>>

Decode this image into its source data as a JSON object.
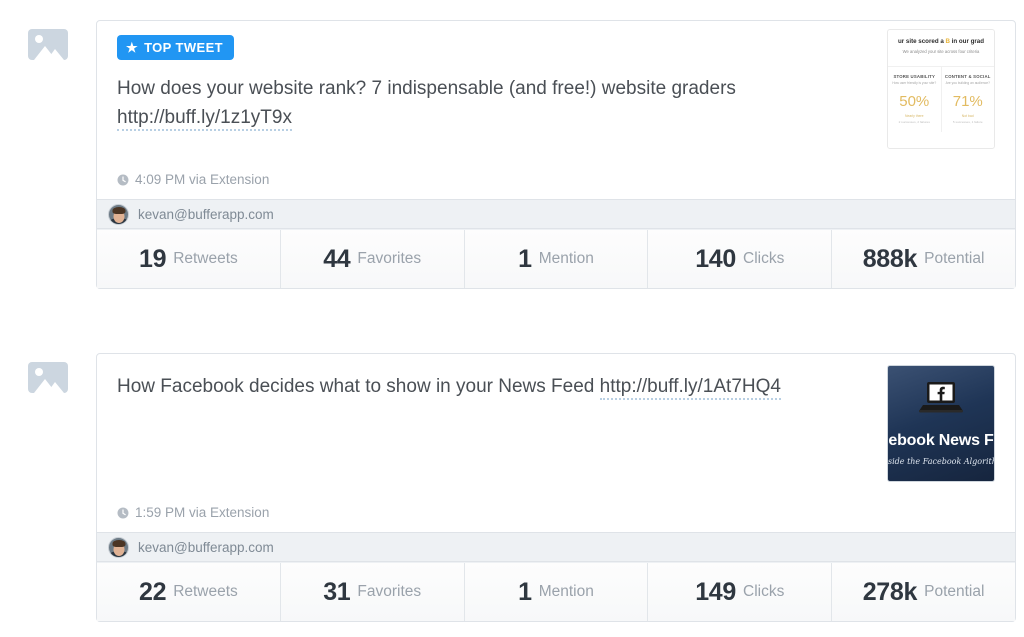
{
  "cards": [
    {
      "badge": {
        "label": "TOP TWEET",
        "icon": "star-icon",
        "color": "#2196f3"
      },
      "text": "How does your website rank? 7 indispensable (and free!) website graders ",
      "link": "http://buff.ly/1z1yT9x",
      "timestamp": "4:09 PM via Extension",
      "author_email": "kevan@bufferapp.com",
      "thumbnail": {
        "kind": "website-grader-card",
        "title_prefix": "ur site scored a ",
        "title_grade": "B",
        "title_suffix": " in our grad",
        "subtitle": "We analyzed your site across four criteria",
        "columns": [
          {
            "heading": "STORE USABILITY",
            "subheading": "How user friendly is your site?",
            "percent": "50%",
            "label": "Nearly there",
            "note": "2 successes, 2 failures"
          },
          {
            "heading": "CONTENT & SOCIAL",
            "subheading": "Are you building an audience?",
            "percent": "71%",
            "label": "Not bad",
            "note": "5 successes, 1 failure"
          }
        ]
      },
      "stats": [
        {
          "value": "19",
          "label": "Retweets"
        },
        {
          "value": "44",
          "label": "Favorites"
        },
        {
          "value": "1",
          "label": "Mention"
        },
        {
          "value": "140",
          "label": "Clicks"
        },
        {
          "value": "888k",
          "label": "Potential"
        }
      ]
    },
    {
      "badge": null,
      "text": "How Facebook decides what to show in your News Feed ",
      "link": "http://buff.ly/1At7HQ4",
      "timestamp": "1:59 PM via Extension",
      "author_email": "kevan@bufferapp.com",
      "thumbnail": {
        "kind": "facebook-news-feed-card",
        "title": "ebook News F",
        "script": "side the Facebook Algorithm",
        "icon": "laptop-facebook-icon"
      },
      "stats": [
        {
          "value": "22",
          "label": "Retweets"
        },
        {
          "value": "31",
          "label": "Favorites"
        },
        {
          "value": "1",
          "label": "Mention"
        },
        {
          "value": "149",
          "label": "Clicks"
        },
        {
          "value": "278k",
          "label": "Potential"
        }
      ]
    }
  ],
  "icons": {
    "broken_image": "image-placeholder-icon",
    "clock": "clock-icon",
    "star": "★"
  }
}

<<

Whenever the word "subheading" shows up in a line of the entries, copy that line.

• **TASK RESULT**:
            "subheading": "How user friendly is your site?",
            "subheading": "Are you building an audience?",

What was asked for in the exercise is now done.